JPG vs. RAW is almost as big a discussion as Free Will vs. Election.
Ok, not really. But, almost. [grin]
Entire volumes (I'm not kidding) have been written about the merits of RAW vs. the merits of JPG.
I've chosen to continue shooting JPG. Though I have experimented a couple times with RAW. Here's the deal with RAW - it's like an insurance policy. If you screw up the exposure, you've got a "backup policy" that will let you recover some of your losses. RAW will let you tweak up to, like, 4 stops of exposure. In JPG you can probably only tweak half that. RAW also allows you greater ability to post-process in terms of recovering detail and taking control of every aspect of color. In simple terms, RAW absolutely lets you tweak more than JPG does.
The down side of RAW: the files are HUGE. They take a ton of time to download and extra time up front to bring to a viewable level (they're very "flat" sooc). They also take up a ton of hard drive space. For me, the biggest down side was all the extra time required to download & process.
Plus, for me, I don't think my "style" is ever going to be one of ultra-processing-snazzy-tweaking-artistry. So I don't need the extra tweakability that RAW provides. I want to take a good, classic photo that will be as appealing 10-20-30 years from now as it is now. And I really want to learn to expose properly, and not to depend so strongly on RAW to save me. So, for me and my vision of what I want my style to be, RAW isn't a hardcore necessity.
That said, if I'm on a shoot, and the lighting conditions are really tough (ie. like bright sun & harsh shadows combined with rapidly changing lighting conditions), I might go ahead and switch into jpg + raw shooting mode. Just in case.
Which brings me to the only advice I've got to share re: you possibly transferring over. Try it and see if you like it. :-) I know, I'm, like, soooo knowledgeable and helpful. ;-)
But, truly, check your camera manual. Your camera more than likely allows you to shoot in JPG + RAW. Take a bunch of practice pictures. Make sure you really screw some of them up. Then open up the JPGs & RAWs side by side. Compare. Process. See what RAW will allow you to do. See if the greater tweakability is worth the extra time/space for you.

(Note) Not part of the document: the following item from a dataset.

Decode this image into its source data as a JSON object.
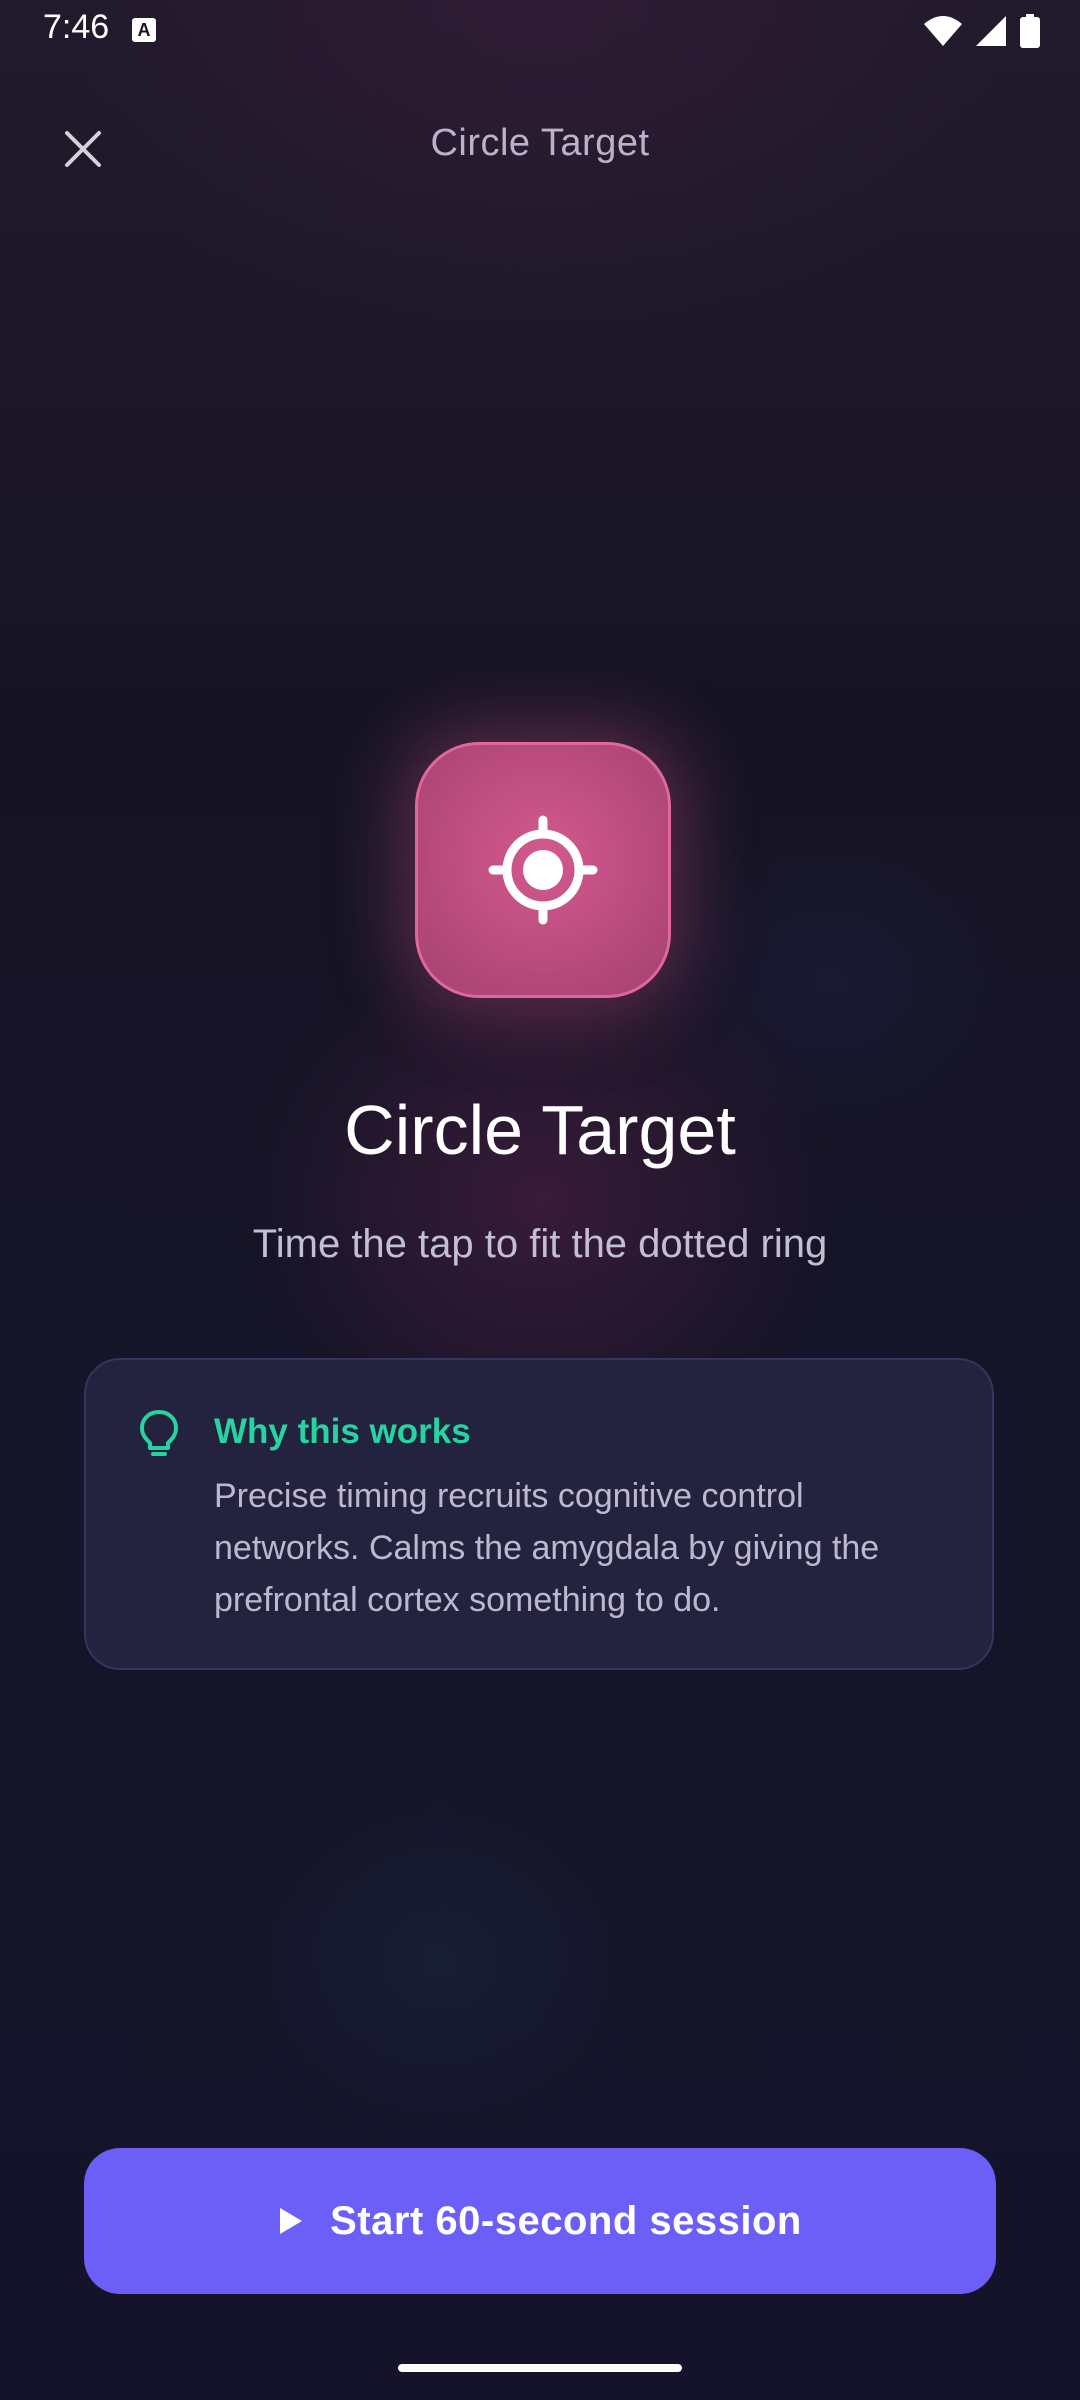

For what it's worth - there are highly paid pros who shoot ONLY jpg. And there are highly paid pros who would never consider NOT shooting in RAW. It seems a very personal decision with valid arguments/rationales on both sides.